Dynamic Modulation of Retinal Ribbon-Type Synapses

Project: Research project

Description

The retina detects and transmits large amounts of visual information quickly and reliably. Ribbon synapses are key components of the vertebrate retinal circuitry, forming the first and second presynaptic elements in the signaling pathway to the brain. The specialized morphology and function of the ribbons presumably endows them with a unique capacity for copious and fast neurotransmitter release, which is thought to be essential for the efficient processing and encoding of visual information. Nevertheless, the underlying cellular mechanisms that modulate and maintain transmitter output from ribbon synapses under vastly different ambient light conditions and during the daytime/nighttime cycle are poorly understood. Due to their large size, we are able to patch-clamp single goldfish bipolar cell terminals. This allows us to measure both presynaptic Ca currents and evoked changes in membrane capacitance that assay synaptic vesicle exocytosis and endocytosis in real time. We have found that synaptic terminals have a greatly reduced efficiency of release at night, so that large Ca currents evoke small amounts of exocytosis. Conversely, relatively smaller Ca currents evoke much larger amounts of exocytosis during daytime.
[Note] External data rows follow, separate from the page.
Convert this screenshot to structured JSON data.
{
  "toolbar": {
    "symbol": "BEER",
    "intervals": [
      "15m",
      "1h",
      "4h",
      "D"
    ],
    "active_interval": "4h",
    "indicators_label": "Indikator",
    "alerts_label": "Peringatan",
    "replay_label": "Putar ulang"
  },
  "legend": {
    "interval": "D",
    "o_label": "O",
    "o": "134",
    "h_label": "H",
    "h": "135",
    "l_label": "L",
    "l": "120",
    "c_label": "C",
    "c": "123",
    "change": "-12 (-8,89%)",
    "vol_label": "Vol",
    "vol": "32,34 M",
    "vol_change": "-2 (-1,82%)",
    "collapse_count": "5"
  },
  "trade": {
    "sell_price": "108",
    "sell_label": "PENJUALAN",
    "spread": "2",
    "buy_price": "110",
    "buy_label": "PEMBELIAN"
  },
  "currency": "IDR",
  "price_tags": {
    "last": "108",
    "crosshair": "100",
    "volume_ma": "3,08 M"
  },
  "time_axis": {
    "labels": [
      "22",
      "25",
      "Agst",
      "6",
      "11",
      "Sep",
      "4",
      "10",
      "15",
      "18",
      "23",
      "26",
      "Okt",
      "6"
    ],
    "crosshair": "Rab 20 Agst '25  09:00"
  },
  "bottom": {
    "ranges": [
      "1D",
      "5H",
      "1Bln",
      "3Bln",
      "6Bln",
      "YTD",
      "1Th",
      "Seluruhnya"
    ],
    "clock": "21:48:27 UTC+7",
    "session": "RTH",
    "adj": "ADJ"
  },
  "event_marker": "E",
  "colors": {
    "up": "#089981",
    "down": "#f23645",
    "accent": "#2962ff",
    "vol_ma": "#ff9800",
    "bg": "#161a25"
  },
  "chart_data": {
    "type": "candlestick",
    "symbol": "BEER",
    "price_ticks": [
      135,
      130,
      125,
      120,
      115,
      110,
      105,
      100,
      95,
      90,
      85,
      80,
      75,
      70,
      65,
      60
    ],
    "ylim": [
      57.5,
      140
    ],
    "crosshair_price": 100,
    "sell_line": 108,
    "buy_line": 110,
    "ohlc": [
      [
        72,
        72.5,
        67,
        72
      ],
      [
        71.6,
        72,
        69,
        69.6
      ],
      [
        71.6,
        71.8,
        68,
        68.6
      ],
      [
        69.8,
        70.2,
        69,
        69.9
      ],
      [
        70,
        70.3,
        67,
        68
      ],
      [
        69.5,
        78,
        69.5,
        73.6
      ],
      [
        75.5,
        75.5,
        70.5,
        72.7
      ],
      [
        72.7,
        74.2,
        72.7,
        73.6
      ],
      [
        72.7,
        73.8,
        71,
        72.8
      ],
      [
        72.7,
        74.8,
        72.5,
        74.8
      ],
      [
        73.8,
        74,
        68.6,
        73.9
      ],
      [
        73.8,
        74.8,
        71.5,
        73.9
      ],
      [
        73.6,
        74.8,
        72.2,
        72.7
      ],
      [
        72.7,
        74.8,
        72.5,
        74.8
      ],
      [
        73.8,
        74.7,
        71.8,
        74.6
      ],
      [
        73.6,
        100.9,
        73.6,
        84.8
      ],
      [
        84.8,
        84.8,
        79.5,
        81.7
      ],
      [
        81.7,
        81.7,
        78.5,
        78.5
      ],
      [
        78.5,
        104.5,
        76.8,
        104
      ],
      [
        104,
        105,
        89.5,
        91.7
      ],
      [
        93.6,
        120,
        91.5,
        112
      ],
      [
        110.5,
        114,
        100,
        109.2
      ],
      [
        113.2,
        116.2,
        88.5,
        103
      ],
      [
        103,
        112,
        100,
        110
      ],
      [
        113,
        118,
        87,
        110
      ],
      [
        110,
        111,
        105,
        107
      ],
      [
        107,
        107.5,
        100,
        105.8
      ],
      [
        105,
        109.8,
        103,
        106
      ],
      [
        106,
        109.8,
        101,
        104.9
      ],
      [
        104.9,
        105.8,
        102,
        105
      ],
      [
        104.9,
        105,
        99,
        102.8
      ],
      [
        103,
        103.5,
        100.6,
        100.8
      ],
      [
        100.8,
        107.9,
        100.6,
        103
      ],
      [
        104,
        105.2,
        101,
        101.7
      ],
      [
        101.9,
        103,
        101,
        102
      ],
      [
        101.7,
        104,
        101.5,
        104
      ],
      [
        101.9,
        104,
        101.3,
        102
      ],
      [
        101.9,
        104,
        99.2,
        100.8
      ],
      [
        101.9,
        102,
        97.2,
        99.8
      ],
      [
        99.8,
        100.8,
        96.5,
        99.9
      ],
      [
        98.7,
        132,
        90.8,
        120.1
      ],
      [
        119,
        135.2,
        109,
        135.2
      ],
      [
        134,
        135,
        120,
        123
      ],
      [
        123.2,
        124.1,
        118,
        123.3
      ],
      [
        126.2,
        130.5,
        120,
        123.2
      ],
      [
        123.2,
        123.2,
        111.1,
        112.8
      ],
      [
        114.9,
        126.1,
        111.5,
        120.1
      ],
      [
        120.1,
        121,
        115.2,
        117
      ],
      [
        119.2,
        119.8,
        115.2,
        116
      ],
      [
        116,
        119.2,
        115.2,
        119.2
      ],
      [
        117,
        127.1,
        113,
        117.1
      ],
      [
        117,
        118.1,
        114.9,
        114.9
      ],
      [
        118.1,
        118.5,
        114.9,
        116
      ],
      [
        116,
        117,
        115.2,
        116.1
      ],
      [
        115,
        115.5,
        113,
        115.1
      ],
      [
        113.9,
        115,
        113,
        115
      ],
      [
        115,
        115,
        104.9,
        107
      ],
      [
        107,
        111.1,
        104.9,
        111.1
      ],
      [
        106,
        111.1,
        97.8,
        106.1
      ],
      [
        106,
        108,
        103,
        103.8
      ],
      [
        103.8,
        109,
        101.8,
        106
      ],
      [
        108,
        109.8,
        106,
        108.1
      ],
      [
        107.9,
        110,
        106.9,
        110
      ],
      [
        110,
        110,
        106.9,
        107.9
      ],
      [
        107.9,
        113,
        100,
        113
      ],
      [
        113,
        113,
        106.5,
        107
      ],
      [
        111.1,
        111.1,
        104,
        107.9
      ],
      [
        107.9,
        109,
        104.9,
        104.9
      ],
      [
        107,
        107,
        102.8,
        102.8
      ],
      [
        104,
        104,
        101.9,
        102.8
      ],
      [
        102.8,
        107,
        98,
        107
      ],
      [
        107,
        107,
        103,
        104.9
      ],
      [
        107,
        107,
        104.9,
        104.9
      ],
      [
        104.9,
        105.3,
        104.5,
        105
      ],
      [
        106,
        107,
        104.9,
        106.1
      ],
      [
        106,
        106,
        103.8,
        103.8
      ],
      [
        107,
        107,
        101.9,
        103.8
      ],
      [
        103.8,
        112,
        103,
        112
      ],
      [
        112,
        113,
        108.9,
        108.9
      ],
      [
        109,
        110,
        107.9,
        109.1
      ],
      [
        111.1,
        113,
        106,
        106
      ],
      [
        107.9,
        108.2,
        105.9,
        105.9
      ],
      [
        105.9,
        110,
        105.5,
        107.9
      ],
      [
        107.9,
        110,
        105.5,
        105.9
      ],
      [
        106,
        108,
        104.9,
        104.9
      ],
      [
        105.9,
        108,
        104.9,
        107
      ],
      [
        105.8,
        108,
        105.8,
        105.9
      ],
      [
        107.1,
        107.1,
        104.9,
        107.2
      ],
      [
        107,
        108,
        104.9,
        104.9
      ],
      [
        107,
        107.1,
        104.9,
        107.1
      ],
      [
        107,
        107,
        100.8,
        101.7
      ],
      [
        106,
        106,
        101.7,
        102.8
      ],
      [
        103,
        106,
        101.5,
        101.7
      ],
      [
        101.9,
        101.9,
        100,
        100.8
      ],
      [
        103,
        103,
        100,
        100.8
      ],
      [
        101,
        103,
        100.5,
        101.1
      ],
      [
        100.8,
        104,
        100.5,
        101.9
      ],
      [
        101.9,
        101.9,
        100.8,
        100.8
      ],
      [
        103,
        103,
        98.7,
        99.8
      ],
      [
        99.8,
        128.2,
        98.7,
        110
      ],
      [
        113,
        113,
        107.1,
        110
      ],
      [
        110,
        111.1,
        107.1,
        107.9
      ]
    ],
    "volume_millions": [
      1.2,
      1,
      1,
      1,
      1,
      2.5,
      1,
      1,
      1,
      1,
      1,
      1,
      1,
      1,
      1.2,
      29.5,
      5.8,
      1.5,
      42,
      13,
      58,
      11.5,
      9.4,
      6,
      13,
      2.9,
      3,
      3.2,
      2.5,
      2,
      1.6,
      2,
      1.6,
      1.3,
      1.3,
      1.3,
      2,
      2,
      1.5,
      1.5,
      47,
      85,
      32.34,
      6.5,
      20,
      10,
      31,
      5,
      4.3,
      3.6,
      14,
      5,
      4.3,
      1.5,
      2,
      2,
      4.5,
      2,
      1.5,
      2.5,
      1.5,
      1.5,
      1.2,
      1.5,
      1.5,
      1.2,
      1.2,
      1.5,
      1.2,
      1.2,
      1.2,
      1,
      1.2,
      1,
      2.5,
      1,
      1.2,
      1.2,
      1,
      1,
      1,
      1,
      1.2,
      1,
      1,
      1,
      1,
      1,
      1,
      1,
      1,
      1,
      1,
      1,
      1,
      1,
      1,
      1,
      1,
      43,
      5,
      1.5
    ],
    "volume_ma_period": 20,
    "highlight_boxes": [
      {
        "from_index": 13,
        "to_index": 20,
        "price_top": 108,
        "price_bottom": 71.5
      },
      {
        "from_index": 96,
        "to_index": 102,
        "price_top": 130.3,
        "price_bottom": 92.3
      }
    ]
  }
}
In addition, we have found that the well-known intermediate metabolites NAD+ and NADH modulate ribbon synapse output, perhaps via their interaction with a novel and major ribbon constituent protein RIBEYE. Thus, the first hypothesis to be tested is that the efficiency of exocytosis changes at a ribbon synapse in a circadian cycle (that parallels changes in ribbon morphology and metabolic state of the synapse), and that ribbon function is modulated by metabolites that reflect cellular energy levels. We have also found that elevated levels of internal Cl-ions inhibit the rate of endocytosis at ribbon synapses. Therefore, the second hypothesis to be tested is that Cl-influx via the strong GABAergic input at the terminal directly modulates the rate of vesicle recycling by inhibiting endocytosis, the first step in the recycling process. This finding suggests a novel role for Cl- ions as second messengers that modulate vesicle cycling. Finally, we have preliminary evidence that dephosphorylation drastically inhibits the mobility of synaptic vesicles within bipolar cell terminals. Very little is known about how ribbon synapses regulate vesicle mobility and clustering. The third hypothesis to be tested is that phosphorylation regulates vesicle recycling and mobility at ribbon synapses. These studies will thus increase our understanding of ribbon synapses as dynamic structures that adapt to diverse conditions so as to efficiently transmit a wide array of stimuli.
StatusFinished
Effective start/end date5/1/0212/31/18

Funding

  • National Institutes of Health: $226,500.00
  • National Institutes of Health: $289,243.00
  • National Institutes of Health: $226,500.00
  • National Institutes of Health: $223,236.00
  • National Institutes of Health: $346,313.00
  • National Institutes of Health: $329,314.00
  • National Institutes of Health: $346,500.00
  • National Institutes of Health: $385,000.00
  • National Institutes of Health: $221,177.00
  • National Institutes of Health: $385,000.00
  • National Institutes of Health: $339,570.00
  • National Institutes of Health: $343,035.00
  • National Institutes of Health: $226,500.00
  • National Institutes of Health: $377,300.00

Fingerprint

Synapses
Amacrine Cells
Synaptic Vesicles
Exocytosis
Retina
Endocytosis
Visual Prosthesis
Recycling
Goldfish
Membranes
Vertebrates
Ganglia
Glutamic Acid
Neurotransmitter Agents
Biochemical Phenomena
NAD
Light
GABA Plasma Membrane Transport Proteins
Retinal Diseases
Equipment and Supplies

ASJC

  • Medicine(all)